Except in the areas of civil rights and medical marijuana, the legacy of the sixties counterculture has been largely superficial. Still, though the light has dimmed and gone underground, something in me would like to think the sixties phenomenon was a dress rehearsal for a grander, wider leap in consciousness yet to come.
I've always assumed that every time a child is born, the divine reenters the world. Okay? That's the meaning of the christmas story. And every time that child's purity is corrupted by society, that's the meaning of the crucifixion story. Your man jesus stands for that child, that pure spirit, and as its surrogate, he's being born and put to death again and again, over and over, every time we inhale and exhale, not just at the vernal equinox and on the twenty-fifth of december.
Let us, rather, gather facts, all the facts, regardless of aesthetic appeal or theoretical social worth, and spread those facts before us not as the soothsayer spreads the innards of a turkey but as a newspaper spreads its columns. Let us be journalists, then. And like all good journalists, we shall present our facts in an order that will satisfy the famous five w's: wow, whoopee, wahoo, why-not and whew.
But say you've inflated your soul to the size of a beach ball and it's soaking into the mystery like wine into a mattress. What have you accomplished? Well, long term, you may have prepared yourself for a successful metamorphosis, an almost inconceivable transformation to be precipitated by your death or by some great worldwide eschatological whoopjamboreehoo. You may have. No one can say for sure.
I go into a gallery or museum, and i realize that i don't have to formulate any opinions if i don't want to. I don't have to think this thing through and write about it at any great length. I can think about it if i want to; if not, i can just walk out. So i can enjoy painting really a lot more than i could when i had that sort of pressure.
It is as if the soul of the continent is weeping. Why does it weep? It weeps for the bones of the buffalo. It weeps for magic that has been forgotten. It weeps for the decline of poets.It weepsfor the black people who think like white people.It weepsfor the indians who think like settlers.It weepsfor the children who think like adults.It weepsfor the free who think like prisoners.Most of all, it weepsfor the cowgirls who think like cowboys.
White folks have controlled new orleans with money and guns, black folks have controlled it with magic and music, and although there has been a steady undercurrent of mutual admiration, an intermingling of cultures unheard of in any other american city, south or north; although there has prevailed a most joyous and fascinating interface, black anger and white fear has persisted, providing the ongoing, ostensibly integrated fete champetre with volatile and sometimes violent idiosyncrasies.
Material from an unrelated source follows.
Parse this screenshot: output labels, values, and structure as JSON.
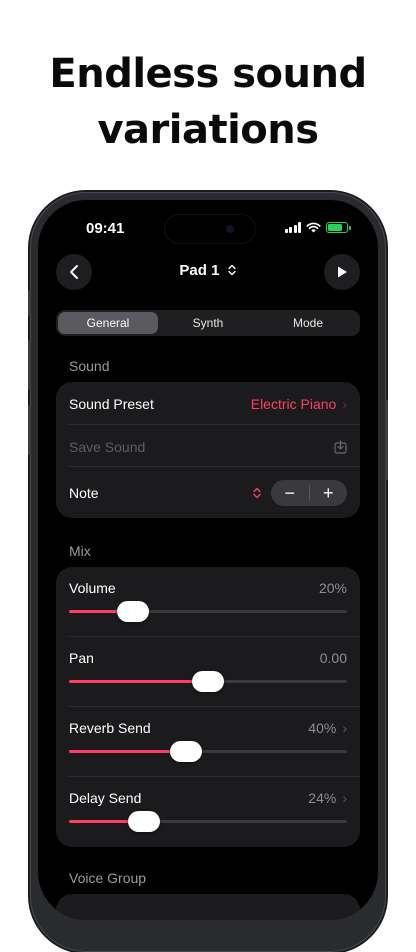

What is politics, after all, but the compulsion to preside over property and make others people's decisions for them? Liberty, the very opposite of ownership and control, cannot, then, result from political action, either at the polls or at the barricades, but rather evolves out of attitude. If it results from anything, it must be levity.
Sometimes, though, i feel that pushing books is a whole lot like pushing medicine. Think of books as pills. I have pills that cure ignorance and pills that cure boredom. I have pills to elevate moods and pills to open people's eyes to the awful truth: uppers and downers as they were. I sell pills to help people find themselves and pills to help them lose themselves when they require escape from the pressures and anxieties of life in a complex society.
The illusion of the seventh veil was the illusion that you could get somebody else to do it for you. To think for you. To hang on your cross. The priest, the rabbi, the imam, the swami, the philosophical novelist were traffic cops, at best. They might direct you through a busy intersection, but they wouldn't follow you home and park your car.
That's the way the mind works: the brain is genetically disposed towards organization, yet if not controlled, will link even the most imagerial fragment to another on the flimsiest pretense and in the most freewheeling manner, as if it takes a kind of organic pleasure in creative association, without regards to logic or chronological sequence.
The pervasive brutality in current fiction - the death, disease, dysfunction, depression, dismemberment, drug addiction, dementia, and dreary little dramas of domestic discord - is an obvious example of how language in exploitative, cynical or simply neurotic hands can add to the weariness, the darkness in the world.